US Senator Mazie Hirono joined other senators in reintroducing legislation aimed at expanding Social Security programs.
Hirono said the Protecting and Preserving Social Security Act aims to strengthen the Social Security program by “restoring fairness in contributions while increasing benefits for seniors and other beneficiaries.”
“For many seniors living in Hawaiʻi on fixed incomes, Social Security benefits have not gone far enough to help them make ends meet and have not kept pace with the rising costs of consumer goods,” Senator Hirono said. “Social Security is the cornerstone of retirement and a safety net for millions of families who rely on the program every day to survive. I am proud to join Congressman Deutch in reintroducing this legislation as we continue our fight to strengthen and improve Social Security and to ensure that seniors and others who rely on this critical program receive the benefits they deserve.”

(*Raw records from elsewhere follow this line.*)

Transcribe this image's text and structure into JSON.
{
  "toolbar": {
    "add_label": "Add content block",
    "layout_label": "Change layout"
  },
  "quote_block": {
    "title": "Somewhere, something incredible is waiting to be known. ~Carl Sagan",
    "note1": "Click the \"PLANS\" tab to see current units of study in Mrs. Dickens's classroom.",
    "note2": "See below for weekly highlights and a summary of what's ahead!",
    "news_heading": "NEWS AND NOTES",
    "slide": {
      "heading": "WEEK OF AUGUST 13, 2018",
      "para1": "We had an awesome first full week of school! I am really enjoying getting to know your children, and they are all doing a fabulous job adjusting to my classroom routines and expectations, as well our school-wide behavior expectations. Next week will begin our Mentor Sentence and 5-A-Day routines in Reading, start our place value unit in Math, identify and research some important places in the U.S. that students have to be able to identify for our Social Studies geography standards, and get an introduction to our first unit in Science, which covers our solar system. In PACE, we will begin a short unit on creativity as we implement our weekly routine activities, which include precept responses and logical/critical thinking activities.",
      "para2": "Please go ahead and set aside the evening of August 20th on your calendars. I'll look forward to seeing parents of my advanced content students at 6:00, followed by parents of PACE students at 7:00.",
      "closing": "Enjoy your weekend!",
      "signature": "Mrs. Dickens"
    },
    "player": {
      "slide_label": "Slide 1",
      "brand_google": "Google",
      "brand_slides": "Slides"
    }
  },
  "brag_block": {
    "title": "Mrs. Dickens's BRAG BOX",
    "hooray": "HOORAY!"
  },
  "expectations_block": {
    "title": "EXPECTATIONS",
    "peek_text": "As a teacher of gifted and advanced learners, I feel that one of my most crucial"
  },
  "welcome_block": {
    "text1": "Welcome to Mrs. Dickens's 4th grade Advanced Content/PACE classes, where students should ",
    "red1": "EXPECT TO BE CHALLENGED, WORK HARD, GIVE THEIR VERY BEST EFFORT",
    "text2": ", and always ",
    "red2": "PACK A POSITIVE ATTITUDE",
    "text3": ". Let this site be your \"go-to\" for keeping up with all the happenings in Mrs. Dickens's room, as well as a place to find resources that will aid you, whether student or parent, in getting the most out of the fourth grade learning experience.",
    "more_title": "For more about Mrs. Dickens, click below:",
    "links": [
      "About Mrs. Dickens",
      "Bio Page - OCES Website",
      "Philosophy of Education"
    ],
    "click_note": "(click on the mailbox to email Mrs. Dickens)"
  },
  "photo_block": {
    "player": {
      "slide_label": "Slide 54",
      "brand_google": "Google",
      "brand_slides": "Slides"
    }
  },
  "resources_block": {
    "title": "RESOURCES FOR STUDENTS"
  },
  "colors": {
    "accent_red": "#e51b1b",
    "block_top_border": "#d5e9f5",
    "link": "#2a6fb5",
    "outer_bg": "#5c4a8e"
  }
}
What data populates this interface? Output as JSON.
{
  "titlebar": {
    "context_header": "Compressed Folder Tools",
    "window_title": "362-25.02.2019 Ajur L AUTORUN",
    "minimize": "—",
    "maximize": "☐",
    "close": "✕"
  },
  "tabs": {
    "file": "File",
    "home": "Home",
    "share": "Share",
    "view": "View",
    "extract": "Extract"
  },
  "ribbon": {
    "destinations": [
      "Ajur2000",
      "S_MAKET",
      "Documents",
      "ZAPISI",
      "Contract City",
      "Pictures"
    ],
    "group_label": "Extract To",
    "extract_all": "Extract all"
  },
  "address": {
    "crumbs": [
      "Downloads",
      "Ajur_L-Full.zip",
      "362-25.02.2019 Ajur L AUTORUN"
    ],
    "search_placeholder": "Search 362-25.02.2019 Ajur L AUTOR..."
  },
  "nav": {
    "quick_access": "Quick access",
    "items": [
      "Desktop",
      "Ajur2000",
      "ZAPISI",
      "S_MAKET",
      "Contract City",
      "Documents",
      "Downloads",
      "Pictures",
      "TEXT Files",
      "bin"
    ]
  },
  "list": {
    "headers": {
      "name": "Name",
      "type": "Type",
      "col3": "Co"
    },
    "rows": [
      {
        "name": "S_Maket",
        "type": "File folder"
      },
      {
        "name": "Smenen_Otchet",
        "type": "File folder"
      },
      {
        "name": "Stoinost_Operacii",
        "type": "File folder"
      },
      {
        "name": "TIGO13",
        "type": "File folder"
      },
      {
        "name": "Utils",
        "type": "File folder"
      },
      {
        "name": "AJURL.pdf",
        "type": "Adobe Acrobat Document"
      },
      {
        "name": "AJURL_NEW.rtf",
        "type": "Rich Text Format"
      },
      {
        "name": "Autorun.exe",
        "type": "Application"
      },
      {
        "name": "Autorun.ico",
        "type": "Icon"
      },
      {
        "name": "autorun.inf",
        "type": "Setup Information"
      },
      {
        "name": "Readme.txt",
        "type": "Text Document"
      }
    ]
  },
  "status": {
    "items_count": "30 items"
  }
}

Most Americans contribute 6.2% of their paychecks to Social Security. However, high-income earners stop paying into the Social Security program once they have hit the annual contributions cap on maximum taxable earnings, which is $132,900 for 2019. Based on this contributions cap, this week marks the point in 2019 when the highest one percent of earners would stop paying into Social Security.
The Protecting and Preserving Social Security Act would gradually phase out this contributions cap for high-income earners over the next seven years until everyone pays into the program at the same rate for the entire year.
Additionally, the Protecting and Preserving Social Security Act would also change how annual cost-of-living adjustments are calculated for seniors and other beneficiaries “to provide a more generous and accurate measure of inflation.” Currently, adjustment calculations for Social Security benefits are determined based on the Consumer Price Index for Urban Wage Earners and Clerical Workers.
However, as costs for seniors continue to climb faster than for those of other Americans, the Protecting and Preserving Social Security Act would replace CPI-W with the Consumer Price Index for the Elderly, a metric created by the Bureau of Labor Statistics to more accurately measure the costs incurred by elderly Americans – who tend to spend more of their incomes on medical care, prescription drugs, energy costs, and other rapidly-growing expenses.
Together, the Social Security Administration has indicated these changes would improve benefits for seniors and others while extending the solvency of the combined Social Security Trust Fund by an additional 19 years – from the current 2034 to 2053.